RESULTS: Group A: Oman 1 Malaysia 6, Bangladesh 5 Fiji 1; Group B: Ghana 5 Sri Lanka 4, Egypt 2 China 2 (Egypt and China draw 2-2 in shoot-out, Egypt win sudden-death).
MONDAY: REST DAY
TUESDAY: Group A -- Malaysia v Fiji (11am), Bangladesh v Oman (6pm); Group B: China v Sri Lanka (1.30pm), Ghana v Egypt (3.45pm).
Note: Malaysian time.
WHILE newspapers around the world are facing tough times to attract new and young readers to their print version and are going on-line, Bangladesh has a third option.
Newspapers are pasted on the wall in selected areas all over Dhaka daily, and the public can stand and read it for free.
This is the wall-on-line version that has been around here for at least two decades.

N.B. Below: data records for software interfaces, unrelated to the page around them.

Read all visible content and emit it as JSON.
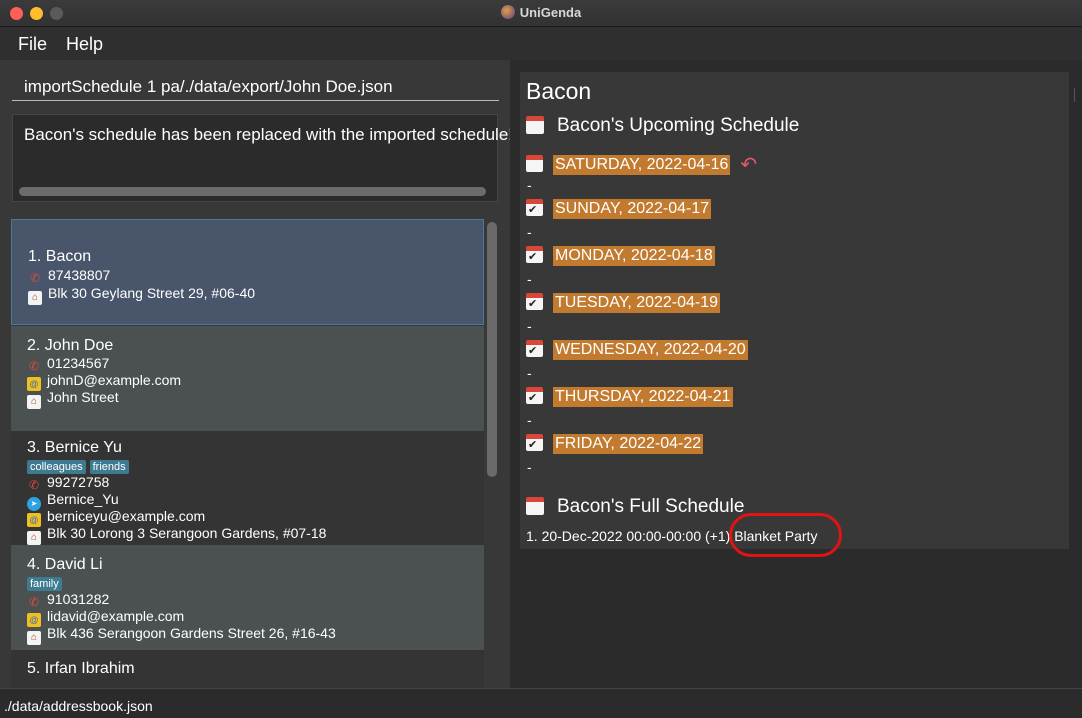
{
  "window": {
    "title": "UniGenda"
  },
  "menu": {
    "file": "File",
    "help": "Help"
  },
  "command": {
    "value": "importSchedule 1 pa/./data/export/John Doe.json"
  },
  "result": {
    "text": "Bacon's schedule has been replaced with the imported schedule!"
  },
  "persons": [
    {
      "index_name": "1.  Bacon",
      "phone": "87438807",
      "address": "Blk 30 Geylang Street 29, #06-40"
    },
    {
      "index_name": "2.  John Doe",
      "phone": "01234567",
      "email": "johnD@example.com",
      "address": "John Street"
    },
    {
      "index_name": "3.  Bernice Yu",
      "tags": [
        "colleagues",
        "friends"
      ],
      "phone": "99272758",
      "telegram": "Bernice_Yu",
      "email": "berniceyu@example.com",
      "address": "Blk 30 Lorong 3 Serangoon Gardens, #07-18"
    },
    {
      "index_name": "4.  David Li",
      "tags": [
        "family"
      ],
      "phone": "91031282",
      "email": "lidavid@example.com",
      "address": "Blk 436 Serangoon Gardens Street 26, #16-43"
    },
    {
      "index_name": "5.  Irfan Ibrahim"
    }
  ],
  "schedule": {
    "name": "Bacon",
    "upcoming_title": "Bacon's Upcoming Schedule",
    "days": [
      "SATURDAY, 2022-04-16",
      "SUNDAY, 2022-04-17",
      "MONDAY, 2022-04-18",
      "TUESDAY, 2022-04-19",
      "WEDNESDAY, 2022-04-20",
      "THURSDAY, 2022-04-21",
      "FRIDAY, 2022-04-22"
    ],
    "empty_marker": "-",
    "full_title": "Bacon's Full Schedule",
    "full_items": [
      "1. 20-Dec-2022 00:00-00:00 (+1) Blanket Party"
    ]
  },
  "status": {
    "path": "./data/addressbook.json"
  },
  "colors": {
    "accent_day": "#c27a2e",
    "selected_card": "#48556a",
    "tag": "#3e7b91",
    "highlight": "#e01414"
  }
}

In this way, not only news and appointments and other stuff is circulated, but advertisers also get their moneys worth on people who either do not have the money to buy papres from the stands.
Every day, at least 20 English and Bengali language newspapers are pasted on selected walls around Greater Dhaka, which has a population of 18 million, with 8.5 million in the city centre itself.
The A grade newspapers still have a circulation of 100,000 to 500,000 while the B grade sell around 50,000.
And there are 10 English and at least 50 Bengali newspapers who are still selling strong.
Newspapers published in Bangladesh are written in Bengali or English versions. Most Bangladeshi daily newspapers are usually printed in broadsheets while few daily tabloids exist.
All daily newspapers are morning editions and there are no evening papers in Bangladesh, and only a few offer online versions.
Stories of the day share walls of bustling sidewalks crammed with fruits, clothes, fried stuff, freshly squeezed juices and a host of chai-wallas.
While 'shopping' at the sidewalks and drinking chai on push-carts, people stop and read newspapers on the wall.
And wall circulations can run to the millions everyday.